To further reinforce the brand's edginess, the network adapted its nudista font to what it now calls "scar," a font featuring letters that have sharp cuts, or small white spaces. Uniquely, the new font means the logo can be "locked on" to show titles, reinforcing brand affiliation for viewers. “From all our research, we don’t think anyone else has done this,” Marco Giusti, senior vp, creative, NBCUniversal International, told THR.

Other elements that are integral to the evolved brand include a visual "block out" device  inspired by the act of redaction  and zoom-in and zoom-out techniques, mirroring how investigators use magnification when exploring crime scenes.

“When you use this sparingly, it seems to grab your attention, because it is unexpected and we don’t give you the whole answer and let viewers do some work,” explains Raftery. “People in this genre don’t want to be served up everything. They want to do some of the work themselves, they like playing detective if you like.”

The network also will also use new idents. Typically, idents are linear 10-15 second stories, but Giusti and his team for 13th Street shot short video snippets that can be put together in 50-plus ways. “We shot them thinking digital, social first,” he said. “They are modular that you can them put together in more ways.” The idents will show written questions, such as “Who do you trust?”  again to activate viewers. Overall, “we wanted a clear visual look that people would see and go ah, that’s 13th Street,” says Raftery.

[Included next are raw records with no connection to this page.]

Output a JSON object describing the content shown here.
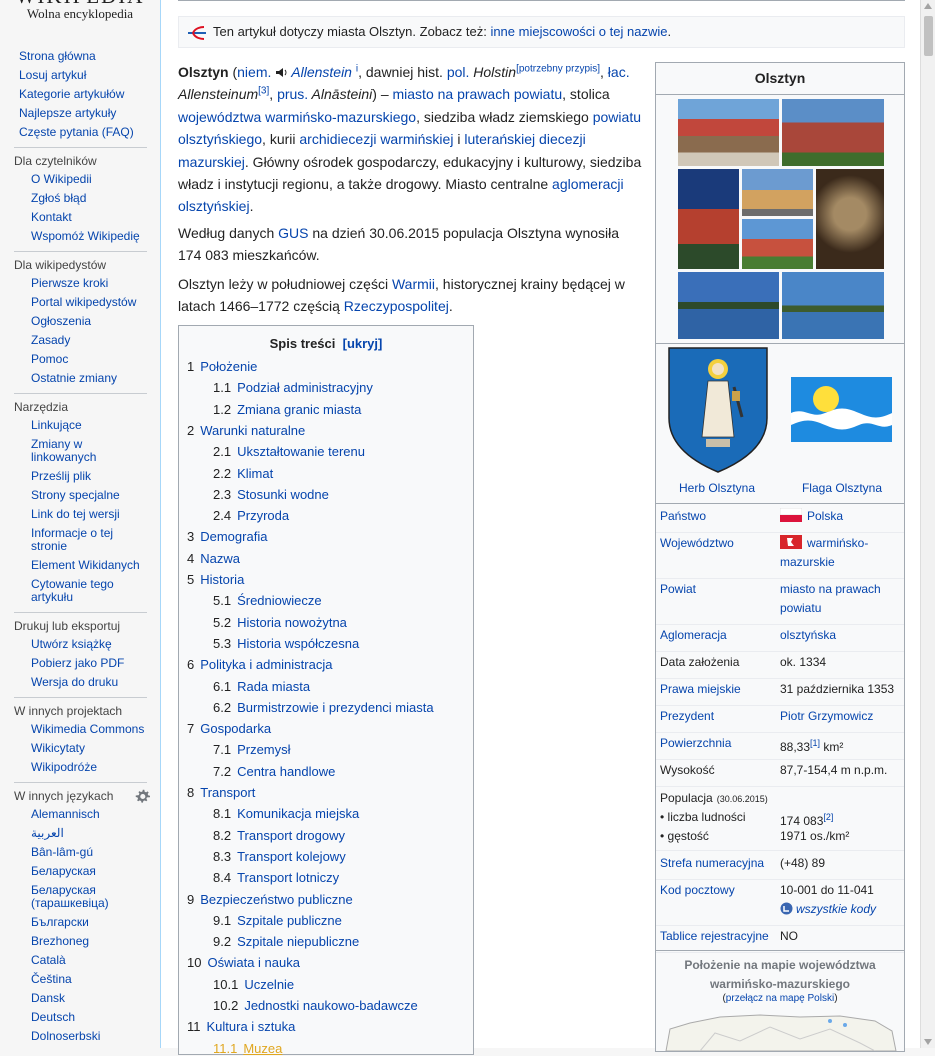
{
  "logo": {
    "title": "WIKIPEDIA",
    "tagline": "Wolna encyklopedia"
  },
  "sidebar": {
    "main": [
      "Strona główna",
      "Losuj artykuł",
      "Kategorie artykułów",
      "Najlepsze artykuły",
      "Częste pytania (FAQ)"
    ],
    "sections": [
      {
        "heading": "Dla czytelników",
        "items": [
          "O Wikipedii",
          "Zgłoś błąd",
          "Kontakt",
          "Wspomóż Wikipedię"
        ]
      },
      {
        "heading": "Dla wikipedystów",
        "items": [
          "Pierwsze kroki",
          "Portal wikipedystów",
          "Ogłoszenia",
          "Zasady",
          "Pomoc",
          "Ostatnie zmiany"
        ]
      },
      {
        "heading": "Narzędzia",
        "items": [
          "Linkujące",
          "Zmiany w linkowanych",
          "Prześlij plik",
          "Strony specjalne",
          "Link do tej wersji",
          "Informacje o tej stronie",
          "Element Wikidanych",
          "Cytowanie tego artykułu"
        ]
      },
      {
        "heading": "Drukuj lub eksportuj",
        "items": [
          "Utwórz książkę",
          "Pobierz jako PDF",
          "Wersja do druku"
        ]
      },
      {
        "heading": "W innych projektach",
        "items": [
          "Wikimedia Commons",
          "Wikicytaty",
          "Wikipodróże"
        ]
      },
      {
        "heading": "W innych językach",
        "items": [
          "Alemannisch",
          "العربية",
          "Bân-lâm-gú",
          "Беларуская",
          "Беларуская (тарашкевіца)",
          "Български",
          "Brezhoneg",
          "Català",
          "Čeština",
          "Dansk",
          "Deutsch",
          "Dolnoserbski"
        ]
      }
    ]
  },
  "hatnote": {
    "text": "Ten artykuł dotyczy miasta Olsztyn. Zobacz też: ",
    "link": "inne miejscowości o tej nazwie",
    "end": "."
  },
  "intro": {
    "p1": [
      {
        "b": "Olsztyn"
      },
      {
        "t": " ("
      },
      {
        "a": "niem."
      },
      {
        "t": " "
      },
      {
        "audio": "speaker-icon"
      },
      {
        "i": "Allenstein"
      },
      {
        "t": " "
      },
      {
        "sup": "i"
      },
      {
        "t": ", dawniej hist. "
      },
      {
        "a": "pol."
      },
      {
        "ip": " Holstin"
      },
      {
        "sup": "[potrzebny przypis]"
      },
      {
        "t": ", "
      },
      {
        "a": "łac."
      },
      {
        "ip": " Allensteinum"
      },
      {
        "sup": "[3]"
      },
      {
        "t": ", "
      },
      {
        "a": "prus."
      },
      {
        "ip": " Alnāsteini"
      },
      {
        "t": ") – "
      },
      {
        "a": "miasto na prawach powiatu"
      },
      {
        "t": ", stolica "
      },
      {
        "a": "województwa warmińsko-mazurskiego"
      },
      {
        "t": ", siedziba władz ziemskiego "
      },
      {
        "a": "powiatu olsztyńskiego"
      },
      {
        "t": ", kurii "
      },
      {
        "a": "archidiecezji warmińskiej"
      },
      {
        "t": " i "
      },
      {
        "a": "luterańskiej diecezji mazurskiej"
      },
      {
        "t": ". Główny ośrodek gospodarczy, edukacyjny i kulturowy, siedziba władz i instytucji regionu, a także drogowy. Miasto centralne "
      },
      {
        "a": "aglomeracji olsztyńskiej"
      },
      {
        "t": "."
      }
    ],
    "p2": [
      {
        "t": "Według danych "
      },
      {
        "a": "GUS"
      },
      {
        "t": " na dzień 30.06.2015 populacja Olsztyna wynosiła 174 083 mieszkańców."
      }
    ],
    "p3": [
      {
        "t": "Olsztyn leży w południowej części "
      },
      {
        "a": "Warmii"
      },
      {
        "t": ", historycznej krainy będącej w latach 1466–1772 częścią "
      },
      {
        "a": "Rzeczypospolitej"
      },
      {
        "t": "."
      }
    ]
  },
  "toc": {
    "title": "Spis treści",
    "toggle": "[ukryj]",
    "items": [
      {
        "n": "1",
        "t": "Położenie",
        "lvl": 1
      },
      {
        "n": "1.1",
        "t": "Podział administracyjny",
        "lvl": 2
      },
      {
        "n": "1.2",
        "t": "Zmiana granic miasta",
        "lvl": 2
      },
      {
        "n": "2",
        "t": "Warunki naturalne",
        "lvl": 1
      },
      {
        "n": "2.1",
        "t": "Ukształtowanie terenu",
        "lvl": 2
      },
      {
        "n": "2.2",
        "t": "Klimat",
        "lvl": 2
      },
      {
        "n": "2.3",
        "t": "Stosunki wodne",
        "lvl": 2
      },
      {
        "n": "2.4",
        "t": "Przyroda",
        "lvl": 2
      },
      {
        "n": "3",
        "t": "Demografia",
        "lvl": 1
      },
      {
        "n": "4",
        "t": "Nazwa",
        "lvl": 1
      },
      {
        "n": "5",
        "t": "Historia",
        "lvl": 1
      },
      {
        "n": "5.1",
        "t": "Średniowiecze",
        "lvl": 2
      },
      {
        "n": "5.2",
        "t": "Historia nowożytna",
        "lvl": 2
      },
      {
        "n": "5.3",
        "t": "Historia współczesna",
        "lvl": 2
      },
      {
        "n": "6",
        "t": "Polityka i administracja",
        "lvl": 1
      },
      {
        "n": "6.1",
        "t": "Rada miasta",
        "lvl": 2
      },
      {
        "n": "6.2",
        "t": "Burmistrzowie i prezydenci miasta",
        "lvl": 2
      },
      {
        "n": "7",
        "t": "Gospodarka",
        "lvl": 1
      },
      {
        "n": "7.1",
        "t": "Przemysł",
        "lvl": 2
      },
      {
        "n": "7.2",
        "t": "Centra handlowe",
        "lvl": 2
      },
      {
        "n": "8",
        "t": "Transport",
        "lvl": 1
      },
      {
        "n": "8.1",
        "t": "Komunikacja miejska",
        "lvl": 2
      },
      {
        "n": "8.2",
        "t": "Transport drogowy",
        "lvl": 2
      },
      {
        "n": "8.3",
        "t": "Transport kolejowy",
        "lvl": 2
      },
      {
        "n": "8.4",
        "t": "Transport lotniczy",
        "lvl": 2
      },
      {
        "n": "9",
        "t": "Bezpieczeństwo publiczne",
        "lvl": 1
      },
      {
        "n": "9.1",
        "t": "Szpitale publiczne",
        "lvl": 2
      },
      {
        "n": "9.2",
        "t": "Szpitale niepubliczne",
        "lvl": 2
      },
      {
        "n": "10",
        "t": "Oświata i nauka",
        "lvl": 1
      },
      {
        "n": "10.1",
        "t": "Uczelnie",
        "lvl": 2
      },
      {
        "n": "10.2",
        "t": "Jednostki naukowo-badawcze",
        "lvl": 2
      },
      {
        "n": "11",
        "t": "Kultura i sztuka",
        "lvl": 1
      },
      {
        "n": "11.1",
        "t": "Muzea",
        "lvl": 2,
        "hover": true
      }
    ]
  },
  "infobox": {
    "title": "Olsztyn",
    "coat_caption": "Herb Olsztyna",
    "flag_caption": "Flaga Olsztyna",
    "rows": [
      {
        "label": "Państwo",
        "value": "Polska",
        "link_label": true,
        "link_value": true,
        "flag": "poland"
      },
      {
        "label": "Województwo",
        "value": "warmińsko-mazurskie",
        "link_label": true,
        "link_value": true,
        "flag": "voivodeship"
      },
      {
        "label": "Powiat",
        "value": "miasto na prawach powiatu",
        "link_label": true,
        "link_value": true
      },
      {
        "label": "Aglomeracja",
        "value": "olsztyńska",
        "link_label": true,
        "link_value": true
      },
      {
        "label": "Data założenia",
        "value": "ok. 1334",
        "link_label": false,
        "link_value": false
      },
      {
        "label": "Prawa miejskie",
        "value": "31 października 1353",
        "link_label": true,
        "link_value": false
      },
      {
        "label": "Prezydent",
        "value": "Piotr Grzymowicz",
        "link_label": true,
        "link_value": true
      },
      {
        "label": "Powierzchnia",
        "value": "88,33",
        "sup": "[1]",
        "unit": " km²",
        "link_label": true,
        "link_value": false
      },
      {
        "label": "Wysokość",
        "value": "87,7-154,4 m n.p.m.",
        "link_label": false,
        "link_value": false
      }
    ],
    "population": {
      "label": "Populacja",
      "date": "(30.06.2015)",
      "sub1": "• liczba ludności",
      "val1": "174 083",
      "sup1": "[2]",
      "sub2": "• gęstość",
      "val2": "1971 os./km²"
    },
    "rows2": [
      {
        "label": "Strefa numeracyjna",
        "value": "(+48) 89",
        "link_label": true
      },
      {
        "label": "Kod pocztowy",
        "value": "10-001 do 11-041",
        "extra": "wszystkie kody",
        "link_label": true
      },
      {
        "label": "Tablice rejestracyjne",
        "value": "NO",
        "link_label": true
      }
    ],
    "map": {
      "title": "Położenie na mapie województwa warmińsko-mazurskiego",
      "switch": "przełącz na mapę Polski",
      "switch_open": "(",
      "switch_close": ")"
    }
  },
  "colors": {
    "link": "#0645ad",
    "hover": "#e0a720",
    "border": "#a2a9b1",
    "sidebar": "#f6f6f6"
  }
}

One way to stimulate viewers' connection to the crime genre and the channel is via social media, including layering in thematic games and activities. Using a 360 video, for example, the network will feature a virtual cell on a viewers’ Facebook feed. “You’re trapped in a basement cell. How do you get out?” the challenge would say. When users move their phones around the virtual room, they can find visual clues to help them escape, “hopefully provoking people to participate and solve the situation, as we appeal to their investigative abilities,” says Raftery.

In other social activations fans can vote on what escape vehicle they’d prefer or which character they would trust, he said. And a chatbot feature is also in the planning stages."

Giusti and Raftery said starting the brand review process with the social and digital side drove the decision to use bold colors and the zoom in and zoom out devices, leading to results much different from past brand updates they have done. “A lot of rebrands or refreshes tend to be quite prescriptive, so you end up policing the brand way more than you probably should,” said Giusti. “So this process was really liberating but also challenging.”

Added Raftery: “We really embrace that we need to be more fluid and as long as you’re true to principles of the brand, how it is applied can be a lot looser.”

Will the company use that approach of starting with digital and social again? “The result of this one has been so different that we’d consider and try it,” said Raftery. Added Giusti: “I would certainly advocate going down this route.”